He looked at me with infinite calm. “Listen. No difference exists between missing and hitting the cup. You are the ball and this moment is the cup. Simply throw the ball into the cup, without prejudice, judgment, or desire.”
“Do you know the way back to north campus?”
“Look inside yourself. See the truth in my words. Nothing important can be taught.” Then he turned and pointed. “Keep walking uphill, and you’ll get there.” I never saw him again.
Some time later, I realized that the stranger was an enlightened person, someone who had achieved the state described by Buddhists as “highest perfect awakening.” The secret to beer pong is the secret to life, and beer pong is as simple an analogy to existence as any game I know.
Beer pong, like life, is essentially beyond your control. If your opponent hits enough cups, you’re guaranteed to lose, and there’s nothing you can do about it. You can play well and lose, and you can play poorly and win. And no matter how much you play, suffering is always part of the game: Represented by the bitter taste of Keystone. All you control is the ball in your hand.
All situations are a ball, a beer and a cup. For instance, are you by any chance stressing out about getting a job or an internship? Know this: To get an internship is the same as not to get an internship, just as all cans are one can. Whether or not you get the internship, you’ll be you, and your experience of the world will be more or less the same. The only thing you control is sending out the application: Throwing the ball.
Having girl problems? Can’t get your no-good boyfriend to commit? Feeling lonely? Personal problems like these are your eternal opponent, standing across the table stacking cups into a triangle, and without the opponent, there is no pong game. You can’t throw the ball into the cup without having the ball thrown into your cup, too.

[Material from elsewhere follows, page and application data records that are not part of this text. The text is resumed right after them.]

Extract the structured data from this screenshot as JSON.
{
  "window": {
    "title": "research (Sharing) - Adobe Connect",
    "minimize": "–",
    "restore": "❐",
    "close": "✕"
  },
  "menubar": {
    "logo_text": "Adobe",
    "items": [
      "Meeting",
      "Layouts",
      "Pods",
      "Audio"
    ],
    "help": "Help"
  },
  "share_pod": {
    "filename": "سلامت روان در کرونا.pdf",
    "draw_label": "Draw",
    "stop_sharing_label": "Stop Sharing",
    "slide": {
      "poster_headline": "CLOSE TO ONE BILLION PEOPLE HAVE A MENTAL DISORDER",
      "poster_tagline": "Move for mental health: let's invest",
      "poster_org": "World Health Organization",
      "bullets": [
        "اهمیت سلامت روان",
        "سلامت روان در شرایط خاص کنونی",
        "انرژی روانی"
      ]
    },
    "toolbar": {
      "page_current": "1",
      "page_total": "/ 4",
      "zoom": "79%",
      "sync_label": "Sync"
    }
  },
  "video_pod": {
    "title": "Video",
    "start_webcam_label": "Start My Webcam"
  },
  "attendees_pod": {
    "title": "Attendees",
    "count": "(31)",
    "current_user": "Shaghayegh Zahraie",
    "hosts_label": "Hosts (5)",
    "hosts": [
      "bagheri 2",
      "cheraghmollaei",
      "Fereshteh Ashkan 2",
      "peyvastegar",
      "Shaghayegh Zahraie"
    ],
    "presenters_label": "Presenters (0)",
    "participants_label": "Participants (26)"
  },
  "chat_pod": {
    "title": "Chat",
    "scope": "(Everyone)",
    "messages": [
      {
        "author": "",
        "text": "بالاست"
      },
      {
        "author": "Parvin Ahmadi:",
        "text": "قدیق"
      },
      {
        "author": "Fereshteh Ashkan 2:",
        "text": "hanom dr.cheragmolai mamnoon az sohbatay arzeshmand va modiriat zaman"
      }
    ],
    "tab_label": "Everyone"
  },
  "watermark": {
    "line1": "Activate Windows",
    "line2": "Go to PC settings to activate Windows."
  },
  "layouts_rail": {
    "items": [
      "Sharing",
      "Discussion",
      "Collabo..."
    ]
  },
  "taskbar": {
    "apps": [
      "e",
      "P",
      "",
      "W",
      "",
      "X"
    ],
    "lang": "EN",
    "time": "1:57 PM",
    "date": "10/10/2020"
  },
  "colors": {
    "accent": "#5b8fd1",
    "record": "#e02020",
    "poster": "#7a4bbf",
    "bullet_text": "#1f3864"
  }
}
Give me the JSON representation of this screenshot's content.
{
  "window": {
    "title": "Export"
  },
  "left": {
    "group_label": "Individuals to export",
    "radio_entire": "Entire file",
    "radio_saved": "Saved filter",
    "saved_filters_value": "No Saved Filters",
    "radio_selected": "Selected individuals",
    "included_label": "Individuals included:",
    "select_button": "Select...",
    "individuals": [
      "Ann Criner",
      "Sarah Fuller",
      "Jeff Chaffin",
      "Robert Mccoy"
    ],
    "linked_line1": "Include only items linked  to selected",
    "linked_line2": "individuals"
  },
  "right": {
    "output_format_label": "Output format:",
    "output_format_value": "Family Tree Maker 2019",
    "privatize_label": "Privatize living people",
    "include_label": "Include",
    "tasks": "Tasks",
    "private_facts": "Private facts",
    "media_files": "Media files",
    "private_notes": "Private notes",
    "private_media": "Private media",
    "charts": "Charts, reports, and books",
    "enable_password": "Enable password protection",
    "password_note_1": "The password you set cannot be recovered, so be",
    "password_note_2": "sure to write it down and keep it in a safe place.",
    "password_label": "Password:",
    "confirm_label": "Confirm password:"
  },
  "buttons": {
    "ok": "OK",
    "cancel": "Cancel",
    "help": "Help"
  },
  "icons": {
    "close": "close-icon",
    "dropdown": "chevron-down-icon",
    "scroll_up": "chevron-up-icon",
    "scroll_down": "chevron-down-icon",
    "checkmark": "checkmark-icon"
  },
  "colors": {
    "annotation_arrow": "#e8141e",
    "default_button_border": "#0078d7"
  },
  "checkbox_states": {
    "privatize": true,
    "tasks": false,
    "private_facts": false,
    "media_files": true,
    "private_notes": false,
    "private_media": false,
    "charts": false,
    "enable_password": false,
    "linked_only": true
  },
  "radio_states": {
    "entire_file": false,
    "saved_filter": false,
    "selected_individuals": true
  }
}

I know your suffering, stranger. The person you yearn for, the perfect GPA you need, the job you’re nervously applying to: It’s your desire for those things, not the things themselves, that cause you pain.
Forget about winning the game. Enjoy one moment – one ball, one cup – and you win.
During this past O-week – my final one, if you can believe it – I was standing somewhere when I saw a youngish guy watching a pong game, sadly, in the darkness. I fought through the people around him and asked him what was up.
“Nothing,” he said.
“Are you trying to play pong?”
“I don’t even like beer pong,” he said. “It’s boring as hell.”
“To the novice, maybe,” I said, and he glared at me. And then I tried to sit him down and explain everything – that babies and old men are the same age, that you’ll later see that the most important thing in your life is something you haven’t even considered yet, that all thoughts are impermanent, that Keystone Light literally is Pabst Blue Ribbon.
It was a great speech, I thought. But it didn’t seem to register. He just laughed and walked away, out into Collegetown. It made me a little sad, but then I remembered: Nothing important can be taught.
You, the person reading this: Don’t be like him. See the truth. Someday, your college experience will have blurred into one long hazy memory, and you’ll have some other concern to chase after, but there will always be a ball to throw into a cup, and a set of unimportant concerns meant to distract you from it. Be in this moment. Throw the ball.
Max Van Zile is a senior in the College of Arts and Sciences. He can be reached at firstname.lastname@example.org.